(Stored data entries)
'''

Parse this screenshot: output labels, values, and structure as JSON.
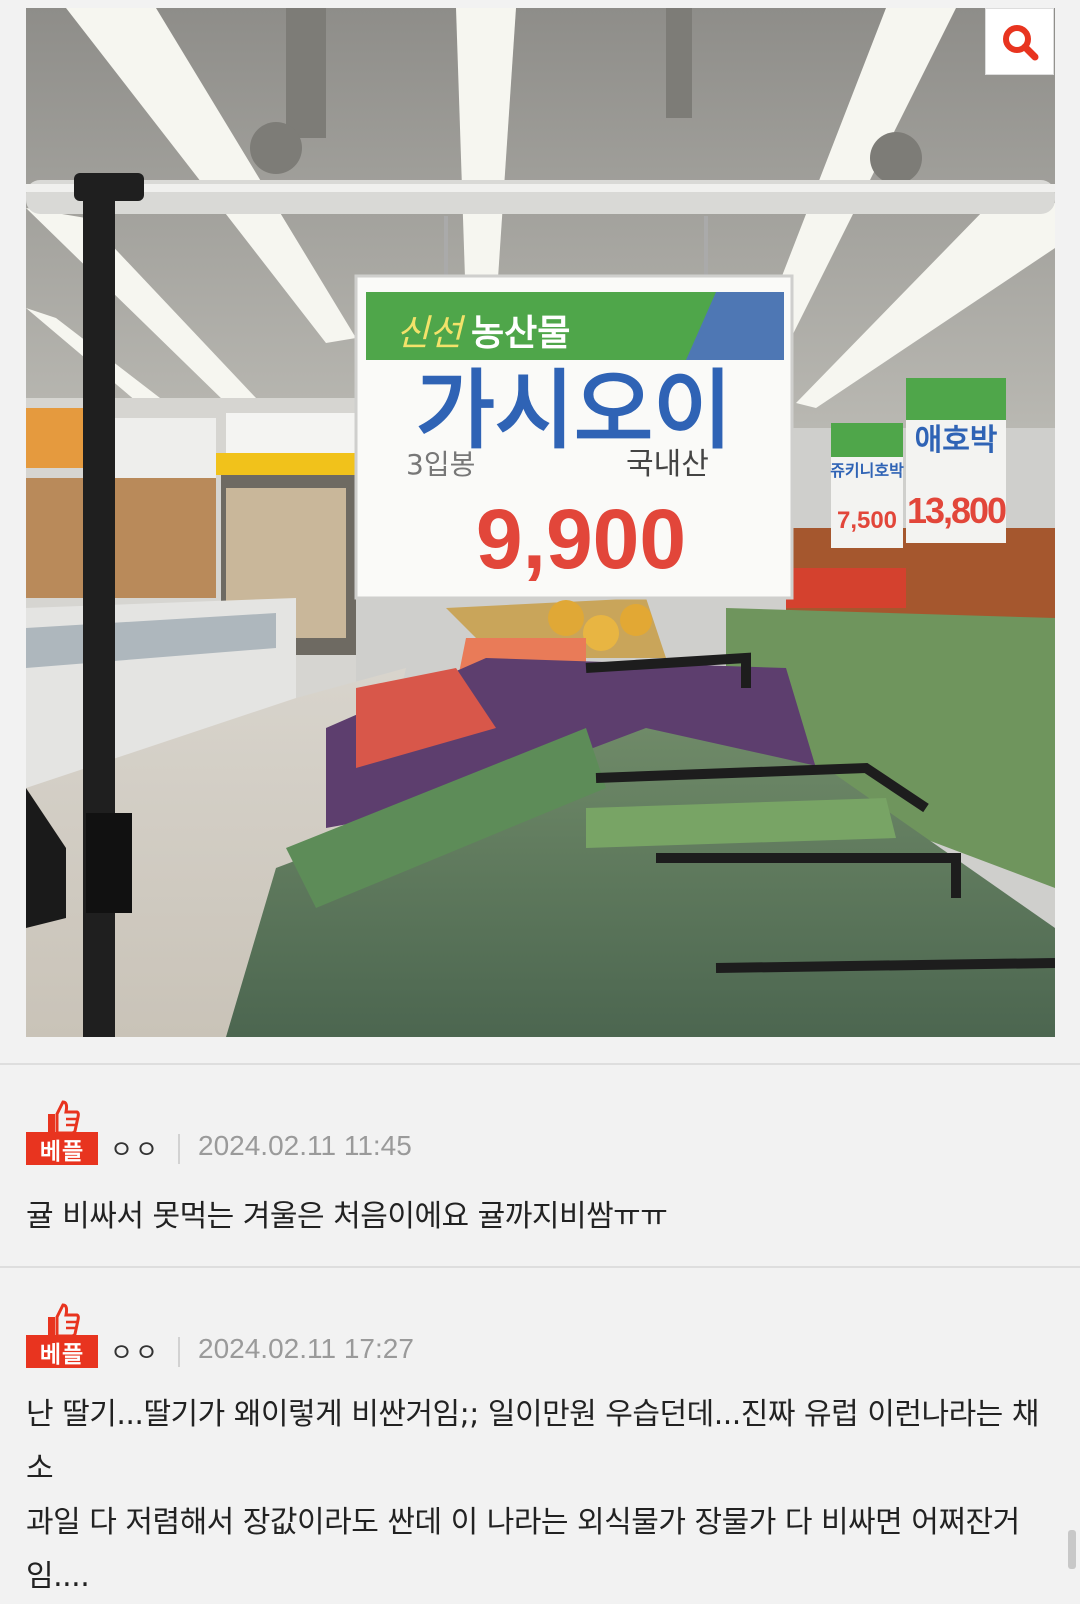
{
  "photo": {
    "sign": {
      "brand_a": "신선",
      "brand_b": "농산물",
      "product": "가시오이",
      "pack": "3입봉",
      "origin": "국내산",
      "price": "9,900"
    },
    "side_sign_a": {
      "product": "애호박",
      "price": "13,800"
    },
    "side_sign_b": {
      "product": "쥬키니호박",
      "price": "7,500"
    }
  },
  "zoom_icon": "search-icon",
  "comments": [
    {
      "badge": "베플",
      "author": "ㅇㅇ",
      "date": "2024.02.11 11:45",
      "text": "귤 비싸서 못먹는 겨울은 처음이에요 귤까지비쌈ㅠㅠ"
    },
    {
      "badge": "베플",
      "author": "ㅇㅇ",
      "date": "2024.02.11 17:27",
      "text_lines": [
        "난 딸기...딸기가 왜이렇게 비싼거임;; 일이만원 우습던데...진짜 유럽 이런나라는 채소",
        "과일 다 저렴해서 장값이라도 싼데 이 나라는 외식물가 장물가 다 비싸면 어쩌잔거",
        "임...."
      ]
    }
  ],
  "colors": {
    "badge": "#e8341f",
    "price": "#e2463a",
    "product": "#2f63b5"
  }
}
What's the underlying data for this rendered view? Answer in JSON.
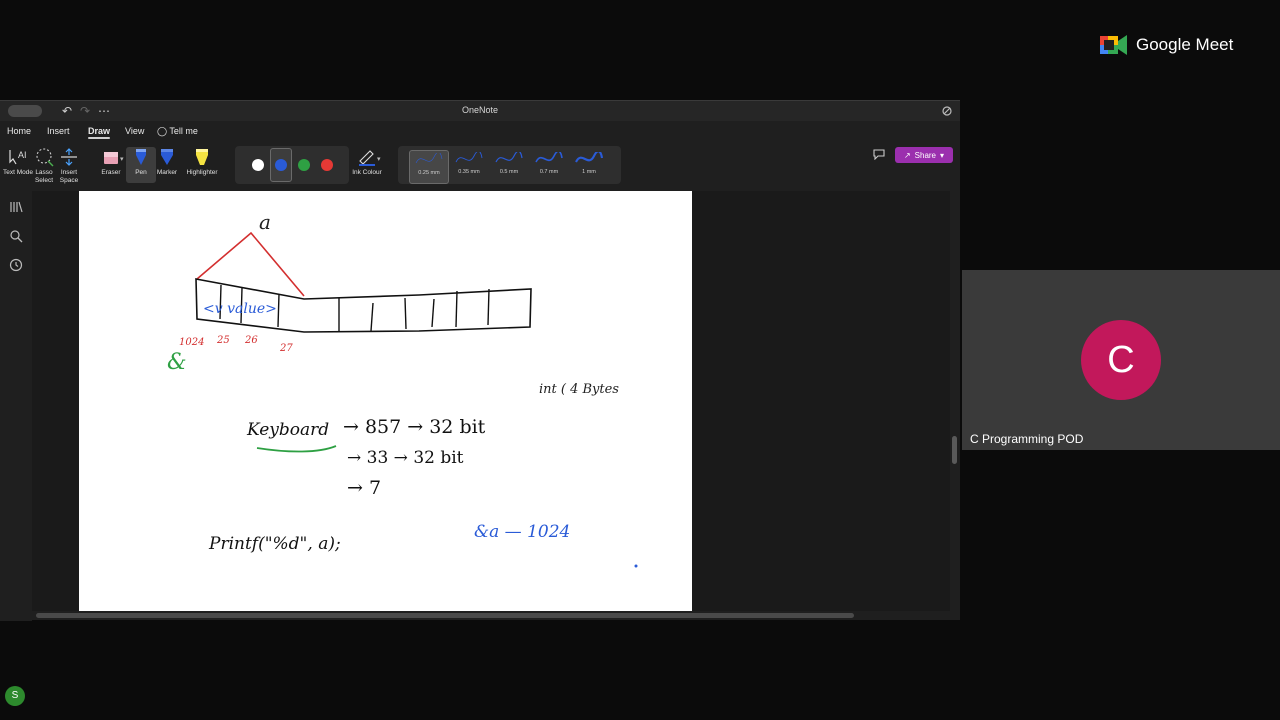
{
  "meet": {
    "brand": "Google Meet",
    "participant": {
      "initial": "C",
      "name": "C Programming POD"
    },
    "avatar_color": "#c2185b"
  },
  "onenote": {
    "app_title": "OneNote",
    "tabs": [
      {
        "label": "Home"
      },
      {
        "label": "Insert"
      },
      {
        "label": "Draw"
      },
      {
        "label": "View"
      },
      {
        "label": "Tell me"
      }
    ],
    "active_tab": "Draw",
    "share_label": "Share",
    "tools": {
      "text_mode": "Text Mode",
      "lasso_select": "Lasso Select",
      "insert_space": "Insert Space",
      "eraser": "Eraser",
      "pen": "Pen",
      "marker": "Marker",
      "highlighter": "Highlighter",
      "ink_colour": "Ink Colour"
    },
    "ink_colors": [
      "#ffffff",
      "#2a5bd7",
      "#2ea043",
      "#e53935"
    ],
    "thicknesses": [
      "0.25 mm",
      "0.35 mm",
      "0.5 mm",
      "0.7 mm",
      "1 mm"
    ],
    "user_initial": "S"
  },
  "sketch": {
    "var_a": "a",
    "value_label": "<v value>",
    "addresses": [
      "1024",
      "25",
      "26",
      "27"
    ],
    "amp": "&",
    "int_note": "int ( 4 Bytes",
    "keyboard": "Keyboard",
    "line1": "→ 857 → 32 bit",
    "line2": "→ 33 → 32 bit",
    "line3": "→ 7",
    "printf": "Printf(\"%d\", a);",
    "addr_of_a": "&a — 1024"
  }
}
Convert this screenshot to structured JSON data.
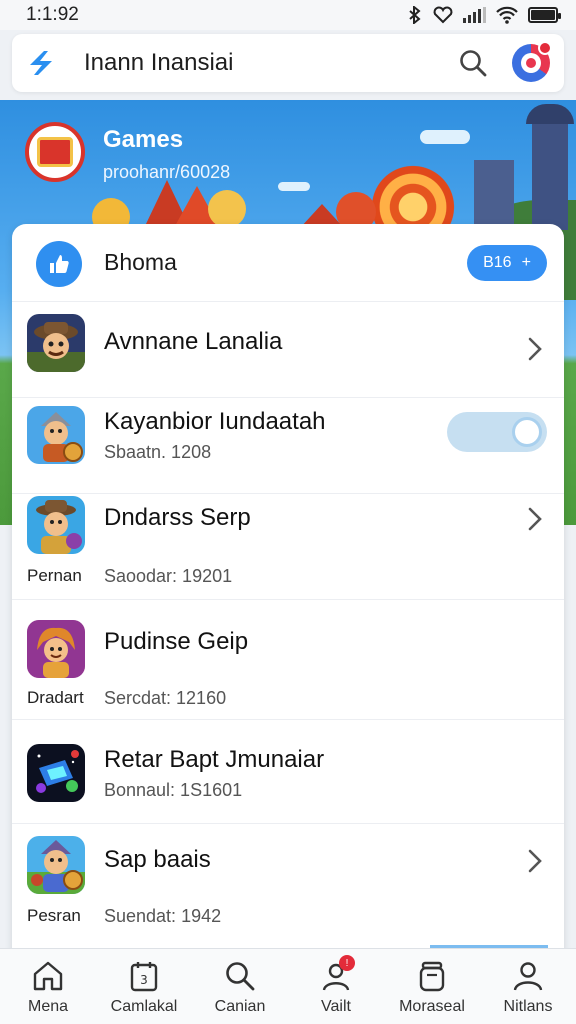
{
  "status_bar": {
    "time": "1:1:92"
  },
  "search": {
    "title": "Inann Inansiai"
  },
  "hero": {
    "title": "Games",
    "subtitle": "proohanr/60028"
  },
  "card": {
    "title": "Bhoma",
    "pill_label": "B16",
    "pill_plus": "+"
  },
  "list": [
    {
      "title": "Avnnane Lanalia",
      "subtitle": "",
      "left": "",
      "control": "chevron"
    },
    {
      "title": "Kayanbior Iundaatah",
      "subtitle": "Sbaatn. 1208",
      "left": "",
      "control": "toggle",
      "toggle_on": true
    },
    {
      "title": "Dndarss Serp",
      "subtitle": "Saoodar: 19201",
      "left": "Pernan",
      "control": "chevron"
    },
    {
      "title": "Pudinse Geip",
      "subtitle": "Sercdat: 12160",
      "left": "Dradart",
      "control": "none"
    },
    {
      "title": "Retar Bapt Jmunaiar",
      "subtitle": "Bonnaul: 1S1601",
      "left": "",
      "control": "none"
    },
    {
      "title": "Sap baais",
      "subtitle": "Suendat: 1942",
      "left": "Pesran",
      "control": "chevron"
    }
  ],
  "nav": [
    {
      "label": "Mena",
      "icon": "home-icon"
    },
    {
      "label": "Camlakal",
      "icon": "calendar-icon"
    },
    {
      "label": "Canian",
      "icon": "search-icon"
    },
    {
      "label": "Vailt",
      "icon": "user-alert-icon",
      "badge": "!"
    },
    {
      "label": "Moraseal",
      "icon": "jar-icon"
    },
    {
      "label": "Nitlans",
      "icon": "profile-icon"
    }
  ],
  "colors": {
    "accent": "#3590f3",
    "badge": "#e32b3a"
  }
}
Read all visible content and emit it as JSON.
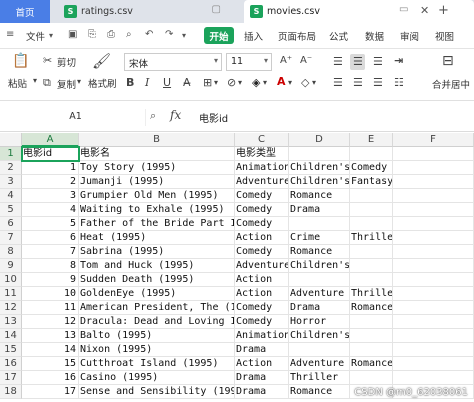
{
  "tabs": {
    "home": "首页",
    "ratings": "ratings.csv",
    "movies": "movies.csv"
  },
  "menu": {
    "file": "文件",
    "start": "开始",
    "insert": "插入",
    "page_layout": "页面布局",
    "formula": "公式",
    "data": "数据",
    "review": "审阅",
    "view": "视图"
  },
  "ribbon": {
    "cut": "剪切",
    "paste": "粘贴",
    "copy": "复制",
    "format_painter": "格式刷",
    "font_name": "宋体",
    "font_size": "11",
    "merge_center": "合并居中",
    "font_grow": "A⁺",
    "font_shrink": "A⁻"
  },
  "formula_bar": {
    "name_box": "A1",
    "fx": "fx",
    "content": "电影id"
  },
  "columns": [
    "A",
    "B",
    "C",
    "D",
    "E",
    "F"
  ],
  "rows": [
    {
      "n": "1",
      "a": "电影id",
      "b": "电影名",
      "c": "电影类型",
      "d": "",
      "e": ""
    },
    {
      "n": "2",
      "a": "1",
      "b": "Toy Story (1995)",
      "c": "Animation",
      "d": "Children's",
      "e": "Comedy"
    },
    {
      "n": "3",
      "a": "2",
      "b": "Jumanji (1995)",
      "c": "Adventure",
      "d": "Children's",
      "e": "Fantasy"
    },
    {
      "n": "4",
      "a": "3",
      "b": "Grumpier Old Men (1995)",
      "c": "Comedy",
      "d": "Romance",
      "e": ""
    },
    {
      "n": "5",
      "a": "4",
      "b": "Waiting to Exhale (1995)",
      "c": "Comedy",
      "d": "Drama",
      "e": ""
    },
    {
      "n": "6",
      "a": "5",
      "b": "Father of the Bride Part II",
      "c": "Comedy",
      "d": "",
      "e": ""
    },
    {
      "n": "7",
      "a": "6",
      "b": "Heat (1995)",
      "c": "Action",
      "d": "Crime",
      "e": "Thriller"
    },
    {
      "n": "8",
      "a": "7",
      "b": "Sabrina (1995)",
      "c": "Comedy",
      "d": "Romance",
      "e": ""
    },
    {
      "n": "9",
      "a": "8",
      "b": "Tom and Huck (1995)",
      "c": "Adventure",
      "d": "Children's",
      "e": ""
    },
    {
      "n": "10",
      "a": "9",
      "b": "Sudden Death (1995)",
      "c": "Action",
      "d": "",
      "e": ""
    },
    {
      "n": "11",
      "a": "10",
      "b": "GoldenEye (1995)",
      "c": "Action",
      "d": "Adventure",
      "e": "Thriller"
    },
    {
      "n": "12",
      "a": "11",
      "b": "American President, The (199",
      "c": "Comedy",
      "d": "Drama",
      "e": "Romance"
    },
    {
      "n": "13",
      "a": "12",
      "b": "Dracula: Dead and Loving It",
      "c": "Comedy",
      "d": "Horror",
      "e": ""
    },
    {
      "n": "14",
      "a": "13",
      "b": "Balto (1995)",
      "c": "Animation",
      "d": "Children's",
      "e": ""
    },
    {
      "n": "15",
      "a": "14",
      "b": "Nixon (1995)",
      "c": "Drama",
      "d": "",
      "e": ""
    },
    {
      "n": "16",
      "a": "15",
      "b": "Cutthroat Island (1995)",
      "c": "Action",
      "d": "Adventure",
      "e": "Romance"
    },
    {
      "n": "17",
      "a": "16",
      "b": "Casino (1995)",
      "c": "Drama",
      "d": "Thriller",
      "e": ""
    },
    {
      "n": "18",
      "a": "17",
      "b": "Sense and Sensibility (1995)",
      "c": "Drama",
      "d": "Romance",
      "e": ""
    }
  ],
  "watermark": "CSDN @m0_62038061",
  "colors": {
    "accent": "#1ba35b",
    "home_tab": "#4a7ee6",
    "selection": "#d7e6d6"
  }
}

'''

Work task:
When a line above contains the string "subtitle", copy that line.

Written reply:
    "subtitle": "proohanr/60028"
      "subtitle": "",
      "subtitle": "Sbaatn. 1208",
      "subtitle": "Saoodar: 19201",
      "subtitle": "Sercdat: 12160",
      "subtitle": "Bonnaul: 1S1601",
      "subtitle": "Suendat: 1942",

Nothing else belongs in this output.